▸ Task objective: Copy each line of the material in which the word "analytics" appears.

▸ Task data:

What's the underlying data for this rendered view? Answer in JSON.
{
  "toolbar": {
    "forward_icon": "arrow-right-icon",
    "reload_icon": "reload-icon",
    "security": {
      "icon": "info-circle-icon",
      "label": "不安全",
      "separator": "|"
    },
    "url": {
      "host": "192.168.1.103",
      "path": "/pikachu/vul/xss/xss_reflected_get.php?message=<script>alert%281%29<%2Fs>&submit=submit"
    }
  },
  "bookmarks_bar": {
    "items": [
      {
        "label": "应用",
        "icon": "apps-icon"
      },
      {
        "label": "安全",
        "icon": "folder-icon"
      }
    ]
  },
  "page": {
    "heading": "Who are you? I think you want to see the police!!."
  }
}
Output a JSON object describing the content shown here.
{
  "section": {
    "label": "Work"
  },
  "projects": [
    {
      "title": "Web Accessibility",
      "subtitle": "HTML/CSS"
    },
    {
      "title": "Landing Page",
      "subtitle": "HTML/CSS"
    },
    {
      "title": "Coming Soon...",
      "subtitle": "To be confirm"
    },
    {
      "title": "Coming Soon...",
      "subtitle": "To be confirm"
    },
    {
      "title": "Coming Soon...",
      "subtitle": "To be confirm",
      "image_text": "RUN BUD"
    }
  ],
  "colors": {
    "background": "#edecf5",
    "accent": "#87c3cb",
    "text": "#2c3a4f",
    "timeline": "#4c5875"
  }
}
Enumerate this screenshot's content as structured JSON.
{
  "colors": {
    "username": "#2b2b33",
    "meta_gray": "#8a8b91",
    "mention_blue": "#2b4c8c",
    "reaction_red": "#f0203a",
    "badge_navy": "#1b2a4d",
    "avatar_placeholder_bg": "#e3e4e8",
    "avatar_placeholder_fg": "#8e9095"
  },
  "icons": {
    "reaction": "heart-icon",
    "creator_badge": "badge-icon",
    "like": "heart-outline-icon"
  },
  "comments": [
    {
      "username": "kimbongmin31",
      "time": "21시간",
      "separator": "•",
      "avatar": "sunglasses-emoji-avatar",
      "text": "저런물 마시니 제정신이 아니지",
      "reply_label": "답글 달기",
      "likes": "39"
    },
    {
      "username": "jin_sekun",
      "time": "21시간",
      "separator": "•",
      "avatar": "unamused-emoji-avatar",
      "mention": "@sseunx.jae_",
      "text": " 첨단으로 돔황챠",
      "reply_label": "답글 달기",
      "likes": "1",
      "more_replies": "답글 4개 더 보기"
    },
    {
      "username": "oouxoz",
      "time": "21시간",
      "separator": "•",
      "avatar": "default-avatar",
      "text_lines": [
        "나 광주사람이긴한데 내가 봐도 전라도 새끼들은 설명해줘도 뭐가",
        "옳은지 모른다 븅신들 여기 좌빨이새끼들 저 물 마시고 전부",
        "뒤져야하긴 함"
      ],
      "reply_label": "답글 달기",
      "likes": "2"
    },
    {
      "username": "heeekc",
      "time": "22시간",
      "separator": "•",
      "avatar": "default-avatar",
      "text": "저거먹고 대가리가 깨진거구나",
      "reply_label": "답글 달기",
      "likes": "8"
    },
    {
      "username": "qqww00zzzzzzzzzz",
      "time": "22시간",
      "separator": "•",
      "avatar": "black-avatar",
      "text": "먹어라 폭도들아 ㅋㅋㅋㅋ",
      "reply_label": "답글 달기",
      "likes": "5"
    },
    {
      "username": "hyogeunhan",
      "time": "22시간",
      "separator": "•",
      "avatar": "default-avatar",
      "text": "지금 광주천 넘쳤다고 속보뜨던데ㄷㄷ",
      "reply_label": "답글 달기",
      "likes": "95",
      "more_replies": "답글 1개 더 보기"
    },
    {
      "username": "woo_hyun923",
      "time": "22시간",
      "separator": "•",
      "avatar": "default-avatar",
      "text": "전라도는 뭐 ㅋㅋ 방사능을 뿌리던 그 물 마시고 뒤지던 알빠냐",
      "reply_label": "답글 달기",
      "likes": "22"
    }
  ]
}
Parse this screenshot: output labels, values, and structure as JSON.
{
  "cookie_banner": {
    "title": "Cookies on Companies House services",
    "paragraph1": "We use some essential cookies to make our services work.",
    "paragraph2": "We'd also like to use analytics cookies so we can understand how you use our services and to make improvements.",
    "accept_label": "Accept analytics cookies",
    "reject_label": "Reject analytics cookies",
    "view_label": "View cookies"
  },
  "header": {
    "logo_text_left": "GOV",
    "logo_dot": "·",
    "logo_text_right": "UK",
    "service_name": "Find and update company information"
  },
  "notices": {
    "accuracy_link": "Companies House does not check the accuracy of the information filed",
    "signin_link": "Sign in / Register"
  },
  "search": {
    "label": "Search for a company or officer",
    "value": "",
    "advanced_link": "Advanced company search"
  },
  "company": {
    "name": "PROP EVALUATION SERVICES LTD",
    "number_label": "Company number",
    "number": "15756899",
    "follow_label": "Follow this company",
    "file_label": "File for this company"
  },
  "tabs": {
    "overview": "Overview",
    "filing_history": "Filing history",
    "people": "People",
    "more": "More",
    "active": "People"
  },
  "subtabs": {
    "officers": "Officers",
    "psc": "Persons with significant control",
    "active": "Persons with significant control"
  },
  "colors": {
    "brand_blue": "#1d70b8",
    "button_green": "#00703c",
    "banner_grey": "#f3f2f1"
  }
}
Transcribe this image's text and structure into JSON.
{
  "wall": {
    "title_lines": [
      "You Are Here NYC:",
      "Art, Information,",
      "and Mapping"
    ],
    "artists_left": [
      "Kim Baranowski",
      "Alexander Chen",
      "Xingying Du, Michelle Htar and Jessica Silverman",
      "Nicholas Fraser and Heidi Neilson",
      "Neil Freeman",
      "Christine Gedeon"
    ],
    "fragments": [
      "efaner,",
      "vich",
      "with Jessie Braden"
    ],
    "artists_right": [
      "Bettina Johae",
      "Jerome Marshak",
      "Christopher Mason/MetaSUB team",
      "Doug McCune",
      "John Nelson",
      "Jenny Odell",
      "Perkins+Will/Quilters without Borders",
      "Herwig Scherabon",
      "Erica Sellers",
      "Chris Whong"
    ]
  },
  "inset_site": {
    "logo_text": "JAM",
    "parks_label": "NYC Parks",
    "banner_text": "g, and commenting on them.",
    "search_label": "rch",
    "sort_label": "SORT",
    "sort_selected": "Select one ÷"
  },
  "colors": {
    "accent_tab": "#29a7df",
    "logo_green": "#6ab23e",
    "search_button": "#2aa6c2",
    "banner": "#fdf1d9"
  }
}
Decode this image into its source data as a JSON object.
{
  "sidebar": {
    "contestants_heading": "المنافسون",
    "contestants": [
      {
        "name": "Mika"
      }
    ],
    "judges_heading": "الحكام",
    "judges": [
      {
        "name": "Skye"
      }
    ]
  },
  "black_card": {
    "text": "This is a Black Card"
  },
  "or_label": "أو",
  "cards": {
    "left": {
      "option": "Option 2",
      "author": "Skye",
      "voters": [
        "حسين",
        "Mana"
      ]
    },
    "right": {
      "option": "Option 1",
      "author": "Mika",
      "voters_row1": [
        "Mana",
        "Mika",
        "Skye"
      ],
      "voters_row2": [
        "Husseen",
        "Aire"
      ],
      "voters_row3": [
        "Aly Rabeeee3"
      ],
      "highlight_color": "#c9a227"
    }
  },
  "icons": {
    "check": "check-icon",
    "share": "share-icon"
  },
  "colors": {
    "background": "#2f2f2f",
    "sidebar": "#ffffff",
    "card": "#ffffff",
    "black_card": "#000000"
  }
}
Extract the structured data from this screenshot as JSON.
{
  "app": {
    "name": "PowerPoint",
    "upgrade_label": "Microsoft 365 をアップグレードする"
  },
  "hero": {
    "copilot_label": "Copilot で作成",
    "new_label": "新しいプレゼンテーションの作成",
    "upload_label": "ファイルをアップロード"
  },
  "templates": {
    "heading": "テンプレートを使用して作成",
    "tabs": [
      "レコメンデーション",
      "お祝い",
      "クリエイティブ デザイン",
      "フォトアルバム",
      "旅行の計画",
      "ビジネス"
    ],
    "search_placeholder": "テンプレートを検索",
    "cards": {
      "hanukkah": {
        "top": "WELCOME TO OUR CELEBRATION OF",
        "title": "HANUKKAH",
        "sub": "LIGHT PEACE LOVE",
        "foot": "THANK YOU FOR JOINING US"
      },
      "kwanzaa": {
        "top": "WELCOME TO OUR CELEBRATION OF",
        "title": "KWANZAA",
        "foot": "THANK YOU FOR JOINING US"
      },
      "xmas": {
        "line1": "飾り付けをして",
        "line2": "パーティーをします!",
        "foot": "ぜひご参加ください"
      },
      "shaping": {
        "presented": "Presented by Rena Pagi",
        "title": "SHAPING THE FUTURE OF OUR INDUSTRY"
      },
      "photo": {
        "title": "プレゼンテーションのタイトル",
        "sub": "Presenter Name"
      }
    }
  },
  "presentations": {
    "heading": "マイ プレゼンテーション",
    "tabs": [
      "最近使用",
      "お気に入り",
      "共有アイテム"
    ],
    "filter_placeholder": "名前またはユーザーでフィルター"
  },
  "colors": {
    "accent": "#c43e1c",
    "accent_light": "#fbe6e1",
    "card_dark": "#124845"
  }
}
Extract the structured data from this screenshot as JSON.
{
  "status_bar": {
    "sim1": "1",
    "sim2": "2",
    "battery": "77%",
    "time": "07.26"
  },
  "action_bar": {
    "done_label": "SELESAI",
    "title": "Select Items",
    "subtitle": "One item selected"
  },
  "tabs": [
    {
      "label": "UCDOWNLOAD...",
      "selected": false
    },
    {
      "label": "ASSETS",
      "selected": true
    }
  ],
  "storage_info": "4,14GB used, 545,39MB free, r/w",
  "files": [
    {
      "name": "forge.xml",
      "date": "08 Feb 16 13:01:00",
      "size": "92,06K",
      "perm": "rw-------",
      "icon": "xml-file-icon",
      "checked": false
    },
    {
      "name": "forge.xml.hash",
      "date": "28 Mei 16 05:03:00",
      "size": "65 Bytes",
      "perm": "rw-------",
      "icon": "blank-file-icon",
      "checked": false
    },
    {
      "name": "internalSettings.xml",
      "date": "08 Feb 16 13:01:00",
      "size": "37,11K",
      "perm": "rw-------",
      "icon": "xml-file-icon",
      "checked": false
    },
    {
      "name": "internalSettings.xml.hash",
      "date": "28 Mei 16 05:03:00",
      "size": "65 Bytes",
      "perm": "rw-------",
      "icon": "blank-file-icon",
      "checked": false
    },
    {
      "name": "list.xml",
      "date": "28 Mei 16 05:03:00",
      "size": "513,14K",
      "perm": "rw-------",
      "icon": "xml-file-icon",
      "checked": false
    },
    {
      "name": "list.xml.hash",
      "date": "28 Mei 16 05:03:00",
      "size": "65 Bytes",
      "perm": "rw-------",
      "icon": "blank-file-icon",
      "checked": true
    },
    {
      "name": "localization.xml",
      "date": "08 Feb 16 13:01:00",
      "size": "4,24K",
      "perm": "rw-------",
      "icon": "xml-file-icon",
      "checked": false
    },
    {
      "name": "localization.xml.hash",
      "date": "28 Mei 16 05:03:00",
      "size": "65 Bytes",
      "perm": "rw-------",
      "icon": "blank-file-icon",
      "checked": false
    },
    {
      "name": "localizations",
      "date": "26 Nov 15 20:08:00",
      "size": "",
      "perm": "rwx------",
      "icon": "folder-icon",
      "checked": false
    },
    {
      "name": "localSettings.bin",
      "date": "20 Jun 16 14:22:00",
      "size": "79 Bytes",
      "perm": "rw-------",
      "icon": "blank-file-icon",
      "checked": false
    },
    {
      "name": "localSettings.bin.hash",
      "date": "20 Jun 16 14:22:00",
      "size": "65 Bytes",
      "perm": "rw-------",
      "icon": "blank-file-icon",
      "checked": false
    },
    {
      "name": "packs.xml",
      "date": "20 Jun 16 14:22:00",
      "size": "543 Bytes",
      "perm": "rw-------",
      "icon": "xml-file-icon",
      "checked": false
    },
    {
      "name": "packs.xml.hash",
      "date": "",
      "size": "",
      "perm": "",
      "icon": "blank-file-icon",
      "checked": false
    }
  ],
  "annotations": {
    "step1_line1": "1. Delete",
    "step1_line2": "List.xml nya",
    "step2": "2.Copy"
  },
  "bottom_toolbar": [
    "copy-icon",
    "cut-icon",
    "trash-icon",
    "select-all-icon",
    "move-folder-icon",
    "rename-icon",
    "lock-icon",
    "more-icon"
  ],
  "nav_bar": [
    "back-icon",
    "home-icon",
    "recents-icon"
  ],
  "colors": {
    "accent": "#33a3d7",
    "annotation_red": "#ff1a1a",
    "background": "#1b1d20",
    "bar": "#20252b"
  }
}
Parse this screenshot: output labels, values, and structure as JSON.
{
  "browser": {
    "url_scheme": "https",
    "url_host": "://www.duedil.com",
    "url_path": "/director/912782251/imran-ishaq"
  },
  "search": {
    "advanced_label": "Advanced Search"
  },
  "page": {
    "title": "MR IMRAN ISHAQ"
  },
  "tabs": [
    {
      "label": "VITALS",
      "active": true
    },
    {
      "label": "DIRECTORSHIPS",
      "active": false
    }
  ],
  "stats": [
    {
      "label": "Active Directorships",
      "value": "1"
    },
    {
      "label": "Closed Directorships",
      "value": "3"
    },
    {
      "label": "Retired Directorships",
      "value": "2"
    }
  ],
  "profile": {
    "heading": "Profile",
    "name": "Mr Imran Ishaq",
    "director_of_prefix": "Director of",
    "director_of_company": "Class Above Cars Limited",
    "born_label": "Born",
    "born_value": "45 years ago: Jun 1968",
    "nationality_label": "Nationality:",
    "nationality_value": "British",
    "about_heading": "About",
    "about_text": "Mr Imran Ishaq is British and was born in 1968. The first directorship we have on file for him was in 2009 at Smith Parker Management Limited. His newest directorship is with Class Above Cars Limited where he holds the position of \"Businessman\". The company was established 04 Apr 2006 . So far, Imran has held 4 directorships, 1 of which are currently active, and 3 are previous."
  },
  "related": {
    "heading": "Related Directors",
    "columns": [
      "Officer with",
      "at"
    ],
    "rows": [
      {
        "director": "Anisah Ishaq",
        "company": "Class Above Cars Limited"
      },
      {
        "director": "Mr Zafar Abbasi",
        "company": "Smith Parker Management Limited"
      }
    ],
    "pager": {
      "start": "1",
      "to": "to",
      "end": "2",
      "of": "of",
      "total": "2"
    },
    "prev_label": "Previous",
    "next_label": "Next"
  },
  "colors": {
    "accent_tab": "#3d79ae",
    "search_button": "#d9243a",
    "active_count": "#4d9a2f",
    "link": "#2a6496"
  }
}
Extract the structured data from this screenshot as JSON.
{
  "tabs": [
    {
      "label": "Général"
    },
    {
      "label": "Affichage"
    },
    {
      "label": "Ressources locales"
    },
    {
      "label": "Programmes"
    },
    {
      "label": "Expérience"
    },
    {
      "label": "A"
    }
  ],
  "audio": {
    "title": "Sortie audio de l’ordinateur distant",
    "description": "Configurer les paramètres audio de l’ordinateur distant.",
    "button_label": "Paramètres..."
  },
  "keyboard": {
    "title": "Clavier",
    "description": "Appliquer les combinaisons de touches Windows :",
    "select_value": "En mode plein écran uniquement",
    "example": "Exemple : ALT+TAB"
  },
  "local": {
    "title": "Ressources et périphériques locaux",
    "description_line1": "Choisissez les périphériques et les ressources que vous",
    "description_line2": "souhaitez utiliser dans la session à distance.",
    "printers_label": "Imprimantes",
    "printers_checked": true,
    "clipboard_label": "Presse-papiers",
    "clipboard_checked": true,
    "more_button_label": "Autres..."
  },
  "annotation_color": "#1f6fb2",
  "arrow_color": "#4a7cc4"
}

▸ Response area:
    "paragraph2": "We'd also like to use analytics cookies so we can understand how you use our services and to make improvements.",
    "accept_label": "Accept analytics cookies",
    "reject_label": "Reject analytics cookies",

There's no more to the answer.